■ EXERCISE AIM ■
Please find the lines in the entries below that contain the word "utils", and copy each one.

■ STORED DATA ■

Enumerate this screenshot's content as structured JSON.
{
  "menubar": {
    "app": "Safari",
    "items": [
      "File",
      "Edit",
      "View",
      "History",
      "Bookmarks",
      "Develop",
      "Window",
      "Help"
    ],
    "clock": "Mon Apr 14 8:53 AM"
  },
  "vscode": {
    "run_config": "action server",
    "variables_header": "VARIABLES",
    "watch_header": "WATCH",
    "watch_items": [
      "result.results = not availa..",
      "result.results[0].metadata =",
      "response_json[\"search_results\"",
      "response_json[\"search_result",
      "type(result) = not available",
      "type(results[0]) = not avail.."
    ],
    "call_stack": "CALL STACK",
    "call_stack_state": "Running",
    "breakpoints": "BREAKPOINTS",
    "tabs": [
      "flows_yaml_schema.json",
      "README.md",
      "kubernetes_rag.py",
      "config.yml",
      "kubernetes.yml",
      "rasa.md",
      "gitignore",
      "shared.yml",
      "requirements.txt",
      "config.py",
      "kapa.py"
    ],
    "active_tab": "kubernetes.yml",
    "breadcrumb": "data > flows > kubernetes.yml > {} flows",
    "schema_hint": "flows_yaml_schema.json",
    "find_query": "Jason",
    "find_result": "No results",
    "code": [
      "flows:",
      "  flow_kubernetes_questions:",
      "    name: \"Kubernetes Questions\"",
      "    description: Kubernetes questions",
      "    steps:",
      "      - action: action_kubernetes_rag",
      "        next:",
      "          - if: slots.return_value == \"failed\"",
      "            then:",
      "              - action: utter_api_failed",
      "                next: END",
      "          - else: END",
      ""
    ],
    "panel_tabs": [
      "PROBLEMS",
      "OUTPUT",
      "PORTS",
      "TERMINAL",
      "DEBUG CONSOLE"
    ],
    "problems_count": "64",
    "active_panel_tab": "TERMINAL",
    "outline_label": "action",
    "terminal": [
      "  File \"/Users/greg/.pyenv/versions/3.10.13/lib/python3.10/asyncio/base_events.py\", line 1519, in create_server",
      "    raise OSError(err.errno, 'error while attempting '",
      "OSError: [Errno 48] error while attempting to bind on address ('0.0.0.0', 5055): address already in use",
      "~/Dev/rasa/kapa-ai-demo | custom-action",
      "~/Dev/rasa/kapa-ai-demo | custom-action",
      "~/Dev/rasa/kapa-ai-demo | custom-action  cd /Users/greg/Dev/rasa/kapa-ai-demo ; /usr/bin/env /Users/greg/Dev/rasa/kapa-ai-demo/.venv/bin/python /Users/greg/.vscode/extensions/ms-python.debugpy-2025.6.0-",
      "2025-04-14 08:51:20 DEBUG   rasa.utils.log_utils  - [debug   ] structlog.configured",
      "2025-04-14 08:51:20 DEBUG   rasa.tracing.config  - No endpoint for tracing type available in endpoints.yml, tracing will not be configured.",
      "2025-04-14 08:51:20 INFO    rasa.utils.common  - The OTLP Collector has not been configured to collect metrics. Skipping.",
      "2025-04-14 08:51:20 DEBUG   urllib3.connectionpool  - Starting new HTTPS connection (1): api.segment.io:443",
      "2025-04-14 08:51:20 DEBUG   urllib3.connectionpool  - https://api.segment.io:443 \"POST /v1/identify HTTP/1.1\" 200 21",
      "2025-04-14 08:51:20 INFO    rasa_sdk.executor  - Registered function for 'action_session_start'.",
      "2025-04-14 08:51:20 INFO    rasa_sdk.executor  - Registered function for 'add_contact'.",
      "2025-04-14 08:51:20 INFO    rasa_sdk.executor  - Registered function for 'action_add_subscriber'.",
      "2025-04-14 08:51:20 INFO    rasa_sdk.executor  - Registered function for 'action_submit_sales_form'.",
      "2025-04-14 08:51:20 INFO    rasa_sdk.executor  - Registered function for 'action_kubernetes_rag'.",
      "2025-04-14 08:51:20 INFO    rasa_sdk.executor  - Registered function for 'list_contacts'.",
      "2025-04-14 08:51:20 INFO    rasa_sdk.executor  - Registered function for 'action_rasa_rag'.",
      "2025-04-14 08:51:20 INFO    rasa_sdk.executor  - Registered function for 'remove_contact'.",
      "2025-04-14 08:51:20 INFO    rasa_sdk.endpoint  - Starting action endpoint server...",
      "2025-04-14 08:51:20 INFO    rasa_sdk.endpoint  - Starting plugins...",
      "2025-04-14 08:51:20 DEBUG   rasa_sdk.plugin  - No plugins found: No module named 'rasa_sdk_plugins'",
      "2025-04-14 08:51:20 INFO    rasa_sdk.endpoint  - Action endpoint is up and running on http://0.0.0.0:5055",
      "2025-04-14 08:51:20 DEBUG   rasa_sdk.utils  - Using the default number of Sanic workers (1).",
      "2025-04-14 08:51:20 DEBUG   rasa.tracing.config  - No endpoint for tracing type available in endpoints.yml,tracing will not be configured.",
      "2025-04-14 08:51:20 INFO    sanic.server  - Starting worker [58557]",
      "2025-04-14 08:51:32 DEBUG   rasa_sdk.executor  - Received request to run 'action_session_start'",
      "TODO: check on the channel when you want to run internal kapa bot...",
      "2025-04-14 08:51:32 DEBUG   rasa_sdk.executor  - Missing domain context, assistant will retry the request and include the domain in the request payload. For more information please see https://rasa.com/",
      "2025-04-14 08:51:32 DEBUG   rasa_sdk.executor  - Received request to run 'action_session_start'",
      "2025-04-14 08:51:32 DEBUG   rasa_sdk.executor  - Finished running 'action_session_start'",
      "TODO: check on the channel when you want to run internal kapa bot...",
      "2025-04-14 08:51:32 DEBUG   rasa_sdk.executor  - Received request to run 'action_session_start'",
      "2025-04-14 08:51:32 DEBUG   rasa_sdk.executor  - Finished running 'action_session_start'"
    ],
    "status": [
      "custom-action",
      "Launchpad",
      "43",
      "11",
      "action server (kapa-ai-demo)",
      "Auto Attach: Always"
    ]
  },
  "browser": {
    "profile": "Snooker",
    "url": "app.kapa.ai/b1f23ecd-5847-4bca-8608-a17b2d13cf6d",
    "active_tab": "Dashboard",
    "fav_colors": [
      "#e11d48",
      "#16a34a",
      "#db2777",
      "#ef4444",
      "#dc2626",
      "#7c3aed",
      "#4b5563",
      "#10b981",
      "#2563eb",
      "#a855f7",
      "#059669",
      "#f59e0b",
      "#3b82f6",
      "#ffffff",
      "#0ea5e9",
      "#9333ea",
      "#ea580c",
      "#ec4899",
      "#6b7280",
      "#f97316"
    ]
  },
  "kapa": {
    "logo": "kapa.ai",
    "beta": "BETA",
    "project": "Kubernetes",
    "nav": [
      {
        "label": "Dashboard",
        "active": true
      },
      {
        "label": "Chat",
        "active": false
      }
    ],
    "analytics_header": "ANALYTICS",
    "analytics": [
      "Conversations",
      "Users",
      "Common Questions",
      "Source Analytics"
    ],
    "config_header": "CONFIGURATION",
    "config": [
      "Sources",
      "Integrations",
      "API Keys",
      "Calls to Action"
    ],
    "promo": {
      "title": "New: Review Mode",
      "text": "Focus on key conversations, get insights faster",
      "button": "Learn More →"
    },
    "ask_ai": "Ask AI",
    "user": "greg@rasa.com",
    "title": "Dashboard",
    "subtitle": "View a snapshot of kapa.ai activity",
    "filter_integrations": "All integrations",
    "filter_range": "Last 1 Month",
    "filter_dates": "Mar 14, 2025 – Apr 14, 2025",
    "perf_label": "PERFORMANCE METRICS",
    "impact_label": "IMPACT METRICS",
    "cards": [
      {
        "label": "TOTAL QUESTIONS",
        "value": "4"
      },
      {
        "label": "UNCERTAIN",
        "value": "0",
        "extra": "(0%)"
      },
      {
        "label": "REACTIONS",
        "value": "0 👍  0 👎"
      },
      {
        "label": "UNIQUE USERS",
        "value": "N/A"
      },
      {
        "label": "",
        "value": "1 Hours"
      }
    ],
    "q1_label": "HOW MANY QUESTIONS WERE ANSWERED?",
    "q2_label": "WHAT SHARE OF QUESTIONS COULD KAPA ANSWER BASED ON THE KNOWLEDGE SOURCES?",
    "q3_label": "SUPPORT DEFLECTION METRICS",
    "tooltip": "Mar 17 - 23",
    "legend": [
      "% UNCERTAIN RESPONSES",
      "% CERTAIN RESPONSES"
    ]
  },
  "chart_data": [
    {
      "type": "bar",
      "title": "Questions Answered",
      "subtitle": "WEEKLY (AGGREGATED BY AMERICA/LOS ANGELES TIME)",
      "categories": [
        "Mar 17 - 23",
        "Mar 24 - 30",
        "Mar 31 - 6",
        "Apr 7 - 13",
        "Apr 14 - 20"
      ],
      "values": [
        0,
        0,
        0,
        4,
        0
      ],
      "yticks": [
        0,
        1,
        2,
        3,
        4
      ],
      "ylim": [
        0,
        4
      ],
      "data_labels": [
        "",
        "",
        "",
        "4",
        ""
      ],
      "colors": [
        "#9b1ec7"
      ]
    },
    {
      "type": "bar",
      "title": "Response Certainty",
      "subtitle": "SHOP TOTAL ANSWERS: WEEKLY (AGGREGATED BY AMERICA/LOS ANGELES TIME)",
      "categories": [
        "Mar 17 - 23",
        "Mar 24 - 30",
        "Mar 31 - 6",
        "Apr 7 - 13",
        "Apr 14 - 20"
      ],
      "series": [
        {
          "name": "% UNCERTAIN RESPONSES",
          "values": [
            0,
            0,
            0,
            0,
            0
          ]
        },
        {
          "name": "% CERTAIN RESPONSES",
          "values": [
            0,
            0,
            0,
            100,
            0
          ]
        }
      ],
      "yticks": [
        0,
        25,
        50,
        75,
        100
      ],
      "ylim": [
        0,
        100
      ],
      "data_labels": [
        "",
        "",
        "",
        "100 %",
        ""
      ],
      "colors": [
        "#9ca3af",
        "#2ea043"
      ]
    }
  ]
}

■ TASK RESPONSE ■
      "2025-04-14 08:51:20 DEBUG   rasa.utils.log_utils  - [debug   ] structlog.configured",
      "2025-04-14 08:51:20 INFO    rasa.utils.common  - The OTLP Collector has not been configured to collect metrics. Skipping.",
      "2025-04-14 08:51:20 DEBUG   rasa_sdk.utils  - Using the default number of Sanic workers (1).",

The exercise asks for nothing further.